I asked my dad to take me to see her everyday, and just like that, I owned my first cow. I named her Spots. To date, she’s had nine calves, six bulls, and three heifers. Spots turns 11 this spring, and that is getting up there for a cow. In a field, she will hear my voice and in an instant, you will see her running to greet me thinking I have brought her cow cake.

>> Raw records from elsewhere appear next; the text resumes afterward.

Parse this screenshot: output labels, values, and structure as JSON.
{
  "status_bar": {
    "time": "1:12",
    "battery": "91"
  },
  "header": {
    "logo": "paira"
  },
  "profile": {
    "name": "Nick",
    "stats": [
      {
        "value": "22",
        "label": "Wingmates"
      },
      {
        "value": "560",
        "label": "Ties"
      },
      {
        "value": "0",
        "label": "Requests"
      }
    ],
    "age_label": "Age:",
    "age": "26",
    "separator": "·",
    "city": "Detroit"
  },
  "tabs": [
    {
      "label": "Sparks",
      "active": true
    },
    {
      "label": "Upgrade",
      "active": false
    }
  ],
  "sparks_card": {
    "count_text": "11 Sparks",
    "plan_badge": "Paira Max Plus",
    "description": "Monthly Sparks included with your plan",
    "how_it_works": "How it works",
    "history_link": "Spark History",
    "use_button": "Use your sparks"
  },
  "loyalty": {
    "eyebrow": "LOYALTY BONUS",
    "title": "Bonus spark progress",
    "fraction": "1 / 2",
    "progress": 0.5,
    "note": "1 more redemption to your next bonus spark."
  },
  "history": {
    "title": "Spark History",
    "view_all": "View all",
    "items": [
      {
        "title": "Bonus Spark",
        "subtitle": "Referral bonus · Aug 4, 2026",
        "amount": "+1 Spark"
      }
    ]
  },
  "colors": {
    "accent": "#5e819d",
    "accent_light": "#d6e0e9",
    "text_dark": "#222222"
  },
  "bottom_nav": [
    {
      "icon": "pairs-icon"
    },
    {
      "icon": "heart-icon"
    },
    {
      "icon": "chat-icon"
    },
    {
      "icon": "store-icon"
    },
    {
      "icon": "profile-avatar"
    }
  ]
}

Every awesome experience of owning a new animal came with some standoffs with my parents. Eighteen years of yelling, fighting, and well...happiness. Living on a farm and ranch is just as exciting as it sounds. From waking up to go cut wheat to falling asleep watching a newly born calf, there is really not much more a girl could ask for. Every season brings a different way of life. Every week could be completely different than the week before, and every year is always extravagantly different than the previous one. It never gets boring out in the middle of nowhere either. Growing up on a farm and ranch has offered many opportunities to expand my knowledge in areas that I am passionate about.

Living out of town has opened many opportunities for me. One of the best opportunities rural living brings me is the change to raise and show 4-H animals. I have been a member of 4-H for nine years. This program is the most amazing way to learn leadership, to learn responsibilities, and to meet new people that may become lifelong friends. At the age of nine, I was able to raise a market animal and take it to the Central Montana Fair to show it and sell it in the 4-H Livestock Sale. My parents had convinced me that a calf was too big for me, and that I needed to start a little smaller. My brothers had both taken pigs, so that was what I knew best. As a little girl, I just wanted the cutest one. We were able to pick from another 4-H members’ piglets, and of course, I chose the smallest one that weighed about 30 pounds at the time. From the moment my brothers and I got our pigs, we were responsible for other lives. Every day we would need to make sure the pigs had fresh food, clean water, and a clean pen, but we also needed to express compassion towards them and get to know them.

As I got older, the animals I took to fair got bigger. October is always the beginning of the relationship between me and a 750 pound steer. Besides taking care of him, I try to develop our connection. Every year, by the time fair comes around, my steers, now weighing 1,400 pounds, allow me to lay on them. Everything about a steer makes my heart happy. After spending a lot of time with you, they know your voice, your smell, and the way you walk. The hardest part about raising a steer, is knowing that after nine months of working with them, you have to load them up in the trailer to be put into meat for consumption. Since my first steer, it has become harder and harder to let go each year. These calves have become part of me and have played a big role in my experience with 4-H and with living on a ranch.

Growing up in the middle of nowhere has many more opportunities than the common eye can see. It has taught many things that I wouldn’t learn from a normal education. Every season changes drastically for a farmer. It has taught me responsibility, understanding, and love that one can thrive off. It may not always be peaceful and quiet on a farm and ranch, but it is the experience of a lifetime.